The engine roars, the tires scream, the camshafts do whatever it is camshafts do -- and you swear you can feel the road vibrating through the supple leather… of your armchair?
Yes, like that intense roller-coaster ride at the amusement park, you get that surge of adrenaline, that frisson of fear coursing through your system. Only this time you won't puke cotton candy all over the girl you brought on a date, and she won't scream and take a taxi home and never call you again.
Wait, what are we talking about again? Oh, yes. Car chases!
If car chases are so exciting, then why is the “Fast & Furious” franchise so reliably... boring? “Fast” is really 40 or so minutes of automotive stunt pornography draped like a sheet over the Ghost of Cheap Plot Devices. If all we cared about was car chases, “Fast” might be an okay movie. But we’re more demanding than that.
Apex of Automotive Action
The 1968 classic, “Bullitt,” keeps it simple: two Ford Mustang GTs, lots of speed, and the undulating terrain of San Francisco. Oh, and Steve McQueen, who’s about a million times cooler than that coarse bruiser Vin Diesel. Where half of “Fast’s” chase scenes are CGI (and you can TELL), the only car chase special effects they used in “Bullitt” were a few stunt doubles. Look again: those cars really are flying over the hills.
Now that’s a car chase.
It All Comes Down to Quality
But perhaps the biggest difference between “Fast” and “Bullitt” is that you won’t be drumming your fingers between car chases. McQueen inhabits Frank Bullitt, the hard-talking, hard-driving, hard-nosed detective. When the witness he’s assigned to protect dies, it’s up to Bullitt to solve the twist-and-turns of the case. And not even the oily big-shot DA (played by Robert Vaughn) can stand in his way. Hundreds of critics have felled forests of trees trying to describe McQueen’s special presence, gravity, and charisma, but in “Bullitt,” it’s right up there on the screen.

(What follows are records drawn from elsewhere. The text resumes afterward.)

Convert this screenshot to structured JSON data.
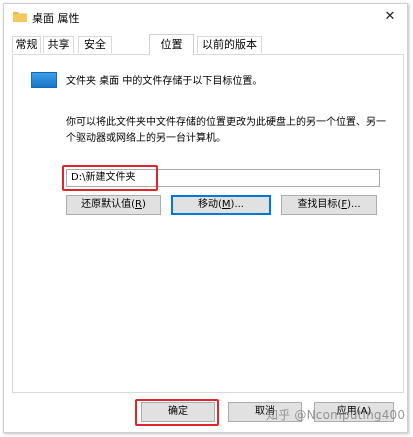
{
  "window": {
    "title": "桌面 属性",
    "close_glyph": "✕"
  },
  "tabs": [
    {
      "label": "常规",
      "active": false
    },
    {
      "label": "共享",
      "active": false
    },
    {
      "label": "安全",
      "active": false
    },
    {
      "label": "位置",
      "active": true
    },
    {
      "label": "以前的版本",
      "active": false
    }
  ],
  "location": {
    "description": "文件夹 桌面 中的文件存储于以下目标位置。",
    "instructions": "你可以将此文件夹中文件存储的位置更改为此硬盘上的另一个位置、另一个驱动器或网络上的另一台计算机。",
    "path_value": "D:\\新建文件夹"
  },
  "buttons": {
    "restore_default": {
      "label": "还原默认值(",
      "key": "R",
      "suffix": ")"
    },
    "move": {
      "label": "移动(",
      "key": "M",
      "suffix": ")..."
    },
    "find_target": {
      "label": "查找目标(",
      "key": "F",
      "suffix": ")..."
    }
  },
  "dialog_buttons": {
    "ok": "确定",
    "cancel": "取消",
    "apply": "应用(A)"
  },
  "watermark": "知乎 @Ncomputing400",
  "colors": {
    "highlight": "#e0262a",
    "focus": "#0078d7",
    "folder_icon": "#1a73c7"
  }
}
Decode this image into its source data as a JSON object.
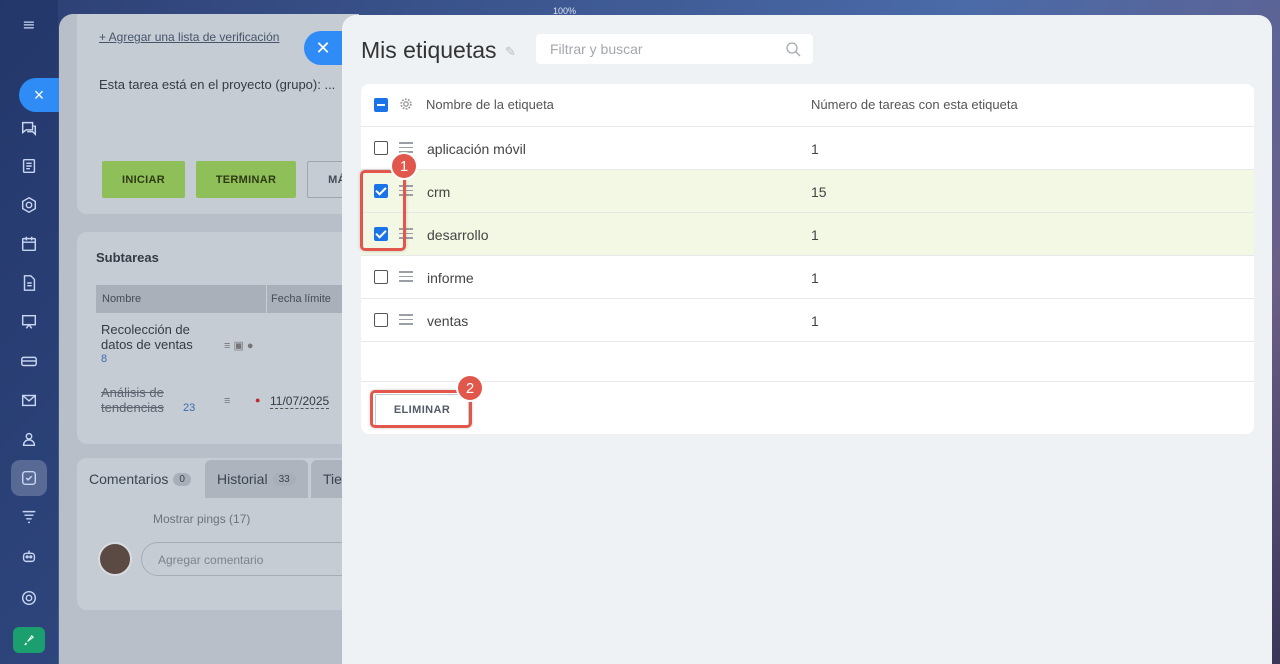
{
  "app": {
    "zoom": "100%"
  },
  "background_task": {
    "add_checklist": "+ Agregar una lista de verificación",
    "project_text": "Esta tarea está en el proyecto (grupo): ...",
    "buttons": {
      "start": "INICIAR",
      "finish": "TERMINAR",
      "more": "MÁ"
    },
    "subtasks": {
      "title": "Subtareas",
      "col_name": "Nombre",
      "col_deadline": "Fecha límite",
      "rows": [
        {
          "name": "Recolección de datos de ventas",
          "count": "8",
          "deadline": ""
        },
        {
          "name": "Análisis de tendencias",
          "count": "23",
          "deadline": "11/07/2025"
        }
      ]
    },
    "tabs": [
      {
        "label": "Comentarios",
        "count": "0"
      },
      {
        "label": "Historial",
        "count": "33"
      },
      {
        "label": "Tie",
        "count": ""
      }
    ],
    "show_pings": "Mostrar pings (17)",
    "comment_placeholder": "Agregar comentario"
  },
  "panel": {
    "title": "Mis etiquetas",
    "search_placeholder": "Filtrar y buscar",
    "columns": {
      "name": "Nombre de la etiqueta",
      "count": "Número de tareas con esta etiqueta"
    },
    "rows": [
      {
        "name": "aplicación móvil",
        "count": "1",
        "checked": false
      },
      {
        "name": "crm",
        "count": "15",
        "checked": true
      },
      {
        "name": "desarrollo",
        "count": "1",
        "checked": true
      },
      {
        "name": "informe",
        "count": "1",
        "checked": false
      },
      {
        "name": "ventas",
        "count": "1",
        "checked": false
      }
    ],
    "delete_label": "ELIMINAR"
  },
  "callouts": {
    "one": "1",
    "two": "2"
  },
  "colors": {
    "accent": "#1b73e8",
    "callout": "#e2574c",
    "selected_row": "#f2f8e4",
    "start_button": "#7cb54a"
  }
}
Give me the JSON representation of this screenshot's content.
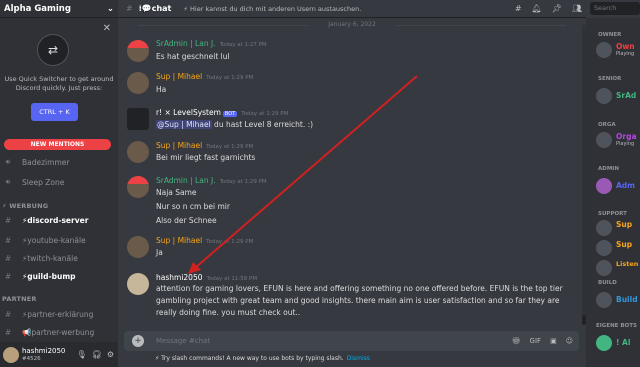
{
  "server": {
    "name": "Alpha Gaming"
  },
  "quick_switcher": {
    "text": "Use Quick Switcher to get around Discord quickly. Just press:",
    "shortcut": "CTRL + K"
  },
  "new_mentions": "NEW MENTIONS",
  "channels": [
    {
      "name": "Badezimmer",
      "type": "voice"
    },
    {
      "name": "Sleep Zone",
      "type": "voice"
    }
  ],
  "categories": {
    "werbung": "WERBUNG",
    "partner": "PARTNER"
  },
  "werbung_channels": [
    "discord-server",
    "youtube-kanäle",
    "twitch-kanäle",
    "guild-bump"
  ],
  "partner_channels": [
    "partner-erklärung",
    "partner-werbung"
  ],
  "user": {
    "name": "hashmi2050",
    "tag": "#4526"
  },
  "header": {
    "channel": "chat",
    "topic": "Hier kannst du dich mit anderen Usern austauschen."
  },
  "search": {
    "placeholder": "Search"
  },
  "date_divider": "January 6, 2022",
  "messages": [
    {
      "author": "SrAdmin | Lan J.",
      "time": "Today at 1:27 PM",
      "text": "Es hat geschneit lul"
    },
    {
      "author": "Sup | Mihael",
      "time": "Today at 1:29 PM",
      "text": "Ha"
    },
    {
      "author": "r! × LevelSystem",
      "badge": "BOT",
      "time": "Today at 1:29 PM",
      "mention": "@Sup | Mihael",
      "text": " du hast Level 8 erreicht. :)"
    },
    {
      "author": "Sup | Mihael",
      "time": "Today at 1:29 PM",
      "text": "Bei mir liegt fast garnichts"
    },
    {
      "author": "SrAdmin | Lan J.",
      "time": "Today at 1:29 PM",
      "lines": [
        "Naja Same",
        "Nur so n cm bei mir",
        "Also der Schnee"
      ]
    },
    {
      "author": "Sup | Mihael",
      "time": "Today at 1:29 PM",
      "text": "Ja"
    },
    {
      "author": "hashmi2050",
      "time": "Today at 11:58 PM",
      "text": "attention for  gaming lovers, EFUN  is here and offering something no one offered before. EFUN is the top tier gambling project with great team and good insights. there main aim is user satisfaction and so far they are really doing fine. you must check out.."
    }
  ],
  "input": {
    "placeholder": "Message #chat",
    "gif": "GIF"
  },
  "hint": {
    "text": "Try slash commands! A new way to use bots by typing slash.",
    "dismiss": "Dismiss"
  },
  "member_categories": [
    "OWNER",
    "SENIOR",
    "ORGA",
    "ADMIN",
    "SUPPORT",
    "BUILD",
    "EIGENE BOTS"
  ],
  "members": [
    {
      "name": "Own",
      "status": "Playing"
    },
    {
      "name": "SrAd",
      "status": ""
    },
    {
      "name": "Orga",
      "status": "Playing"
    },
    {
      "name": "Adm",
      "status": ""
    },
    {
      "name": "Sup",
      "status": ""
    },
    {
      "name": "Sup",
      "status": ""
    },
    {
      "name": "Listen",
      "status": ""
    },
    {
      "name": "Build",
      "status": ""
    },
    {
      "name": "! Al",
      "status": ""
    }
  ],
  "colors": {
    "accent": "#5865f2",
    "mention": "#ed4245",
    "green": "#43b581",
    "yellow": "#faa61a",
    "arrow": "#d12020"
  }
}
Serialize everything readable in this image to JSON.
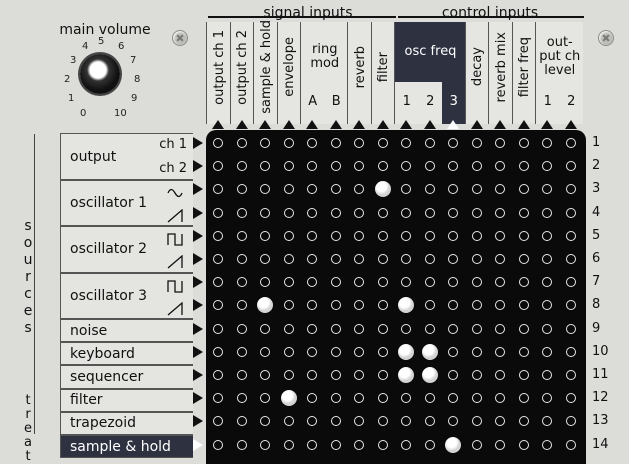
{
  "main_volume": {
    "title": "main volume",
    "dial_numbers": [
      "0",
      "1",
      "2",
      "3",
      "4",
      "5",
      "6",
      "7",
      "8",
      "9",
      "10"
    ],
    "level": 9
  },
  "groups": {
    "signal_inputs": "signal inputs",
    "control_inputs": "control inputs"
  },
  "columns": [
    {
      "label": "output ch 1",
      "vertical": true
    },
    {
      "label": "output ch 2",
      "vertical": true
    },
    {
      "label": "sample & hold",
      "vertical": true
    },
    {
      "label": "envelope",
      "vertical": true
    },
    {
      "label": "ring mod",
      "sub": [
        "A",
        "B"
      ]
    },
    {
      "label": "reverb",
      "vertical": true
    },
    {
      "label": "filter",
      "vertical": true
    },
    {
      "label": "osc freq",
      "sub": [
        "1",
        "2",
        "3"
      ],
      "selected_sub": "3"
    },
    {
      "label": "decay",
      "vertical": true
    },
    {
      "label": "reverb mix",
      "vertical": true
    },
    {
      "label": "filter freq",
      "vertical": true
    },
    {
      "label": "out-put ch level",
      "sub": [
        "1",
        "2"
      ]
    }
  ],
  "sources": {
    "side_label": "sources",
    "side_letters": [
      "s",
      "o",
      "u",
      "r",
      "c",
      "e",
      "s"
    ],
    "treat_label": "treat",
    "treat_letters": [
      "t",
      "r",
      "e",
      "a",
      "t"
    ],
    "items": [
      {
        "label": "output",
        "subs": [
          "ch 1",
          "ch 2"
        ]
      },
      {
        "label": "oscillator 1",
        "subs": [
          "sine",
          "sawtooth"
        ]
      },
      {
        "label": "oscillator 2",
        "subs": [
          "square",
          "sawtooth"
        ]
      },
      {
        "label": "oscillator 3",
        "subs": [
          "square",
          "sawtooth"
        ]
      },
      {
        "label": "noise"
      },
      {
        "label": "keyboard"
      },
      {
        "label": "sequencer"
      },
      {
        "label": "filter"
      },
      {
        "label": "trapezoid"
      },
      {
        "label": "sample & hold",
        "selected": true
      }
    ]
  },
  "row_numbers": [
    "1",
    "2",
    "3",
    "4",
    "5",
    "6",
    "7",
    "8",
    "9",
    "10",
    "11",
    "12",
    "13",
    "14"
  ],
  "pins": [
    {
      "row": 3,
      "col": 8
    },
    {
      "row": 8,
      "col": 3
    },
    {
      "row": 8,
      "col": 9
    },
    {
      "row": 10,
      "col": 9
    },
    {
      "row": 10,
      "col": 10
    },
    {
      "row": 11,
      "col": 9
    },
    {
      "row": 11,
      "col": 10
    },
    {
      "row": 12,
      "col": 4
    },
    {
      "row": 14,
      "col": 11
    }
  ],
  "colors": {
    "panel": "#dcdcd8",
    "grid": "#0a0a0a",
    "selected": "#2e3140"
  }
}
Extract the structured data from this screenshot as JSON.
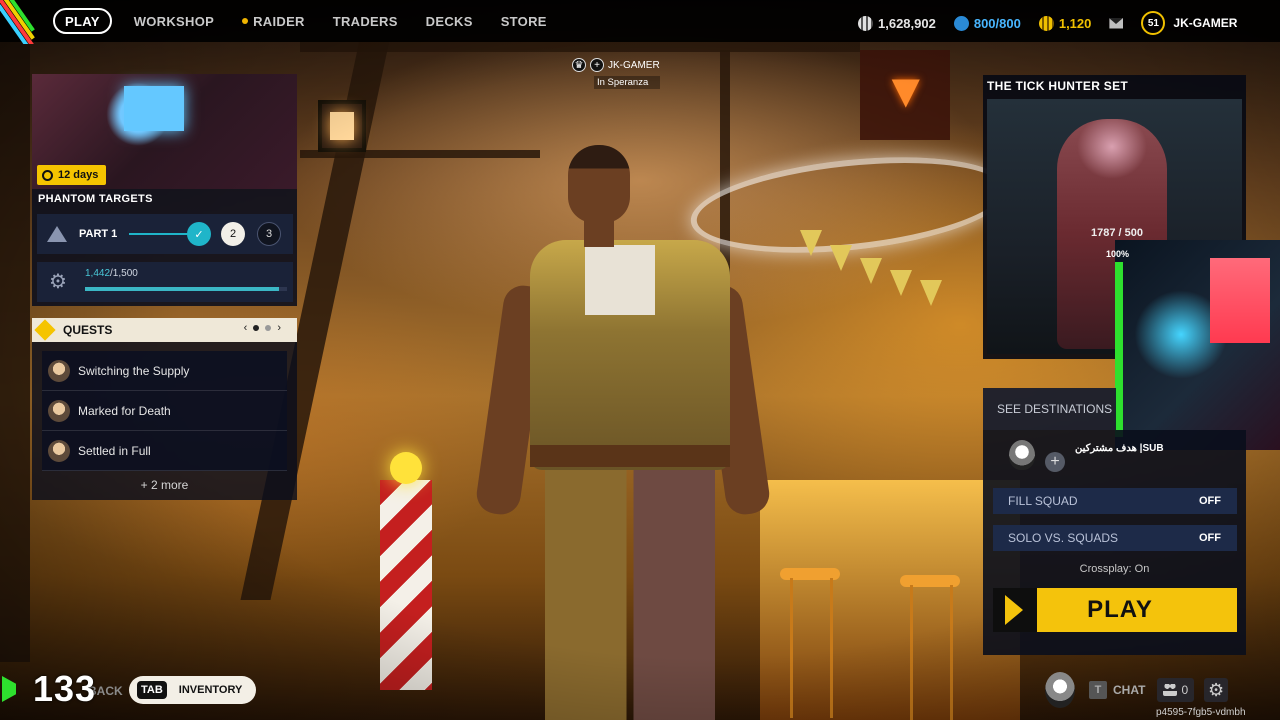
{
  "nav": {
    "items": [
      {
        "label": "PLAY",
        "active": true
      },
      {
        "label": "WORKSHOP"
      },
      {
        "label": "RAIDER",
        "dot": true
      },
      {
        "label": "TRADERS"
      },
      {
        "label": "DECKS"
      },
      {
        "label": "STORE"
      }
    ]
  },
  "currencies": [
    {
      "value": "1,628,902",
      "icon": "coins-icon",
      "color": "#e6e6e6"
    },
    {
      "value": "800/800",
      "icon": "credits-icon",
      "color": "#49b6ff"
    },
    {
      "value": "1,120",
      "icon": "raider-tokens-icon",
      "color": "#f0c000"
    }
  ],
  "profile": {
    "level": "51",
    "username": "JK-GAMER"
  },
  "player_tag": {
    "name": "JK-GAMER",
    "location": "In Speranza"
  },
  "phantom": {
    "days": "12 days",
    "title": "PHANTOM TARGETS",
    "part_label": "PART 1",
    "steps": [
      "2",
      "3"
    ],
    "xp_current": "1,442",
    "xp_total": "/1,500",
    "xp_progress": 0.96
  },
  "quests": {
    "title": "QUESTS",
    "items": [
      {
        "label": "Switching the Supply"
      },
      {
        "label": "Marked for Death"
      },
      {
        "label": "Settled in Full"
      }
    ],
    "more": "+ 2 more"
  },
  "set_card": {
    "title": "THE TICK HUNTER SET",
    "count": "1787 / 500",
    "percent": "100%"
  },
  "destinations": {
    "label": "SEE DESTINATIONS"
  },
  "squad": {
    "sub_text": "هدف مشتركين |SUB",
    "fill_squad": {
      "label": "FILL SQUAD",
      "state": "OFF"
    },
    "solo_vs_squads": {
      "label": "SOLO VS. SQUADS",
      "state": "OFF"
    },
    "crossplay": "Crossplay: On",
    "play_label": "PLAY"
  },
  "bottom": {
    "fps": "133",
    "back_text": "BACK",
    "tab_key": "TAB",
    "inventory": "INVENTORY",
    "t_key": "T",
    "chat": "CHAT",
    "friends_count": "0",
    "session_id": "p4595-7fgb5-vdmbh"
  },
  "colors": {
    "accent": "#f4c30c",
    "teal": "#1fb5c9",
    "green_overlay": "#2ee02e"
  }
}
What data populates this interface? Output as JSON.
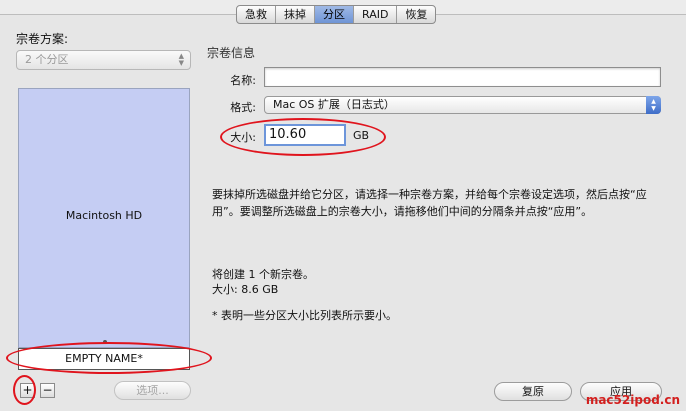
{
  "tabs": [
    "急救",
    "抹掉",
    "分区",
    "RAID",
    "恢复"
  ],
  "active_tab": "分区",
  "left": {
    "title": "宗卷方案:",
    "scheme_value": "2 个分区",
    "partitions": [
      "Macintosh HD",
      "EMPTY NAME*"
    ],
    "add_label": "+",
    "remove_label": "−",
    "options_label": "选项..."
  },
  "right": {
    "title": "宗卷信息",
    "name_label": "名称:",
    "name_value": "",
    "format_label": "格式:",
    "format_value": "Mac OS 扩展（日志式）",
    "size_label": "大小:",
    "size_value": "10.60",
    "size_unit": "GB",
    "info_line1": "要抹掉所选磁盘并给它分区，请选择一种宗卷方案，并给每个宗卷设定选项，然后点按“应",
    "info_line2": "用”。要调整所选磁盘上的宗卷大小，请拖移他们中间的分隔条并点按“应用”。",
    "create_line": "将创建 1 个新宗卷。",
    "create_size": "大小:  8.6 GB",
    "note": "* 表明一些分区大小比列表所示要小。",
    "revert_label": "复原",
    "apply_label": "应用"
  },
  "watermark": "mac52ipod.cn",
  "accent_red": "#e0141d"
}
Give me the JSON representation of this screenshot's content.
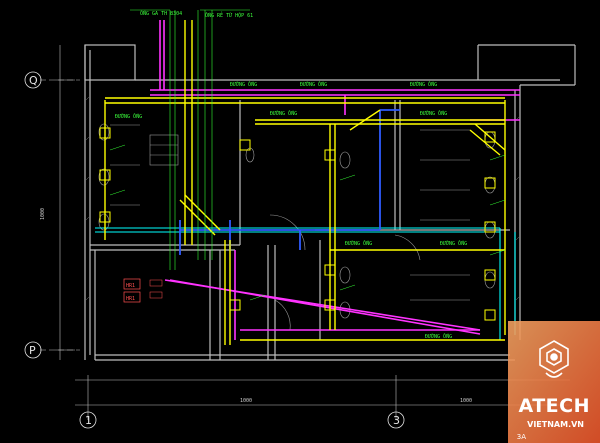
{
  "drawing": {
    "riser_labels": [
      "ỐNG GA TH 8304",
      "ỐNG RẺ TỪ HỘP 61"
    ],
    "grid_axes": {
      "horizontal": [
        "Q",
        "P"
      ],
      "vertical": [
        "1",
        "3"
      ]
    },
    "equipment_tags": [
      "HR1",
      "HR1"
    ],
    "dimension_labels": [
      "1000",
      "1000",
      "1000"
    ],
    "colors": {
      "background": "#000000",
      "walls": "#bdbdbd",
      "supply_duct": "#ffff00",
      "exhaust_duct": "#ff33ff",
      "chilled_pipe": "#00ffff",
      "drain_pipe": "#2f5cff",
      "annotations": "#33ff33"
    }
  },
  "logo": {
    "brand": "ATECH",
    "website": "VIETNAM.VN",
    "corner_mark": "3A",
    "brand_color": "#e8542a"
  }
}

“Bullitt” is the complete package, a great cop movie that happens to have some of the best car chases ever captured on celluloid. And for that alone, you should definitely watch “Bullitt,” not anything from the “Fast & Furious” franchise.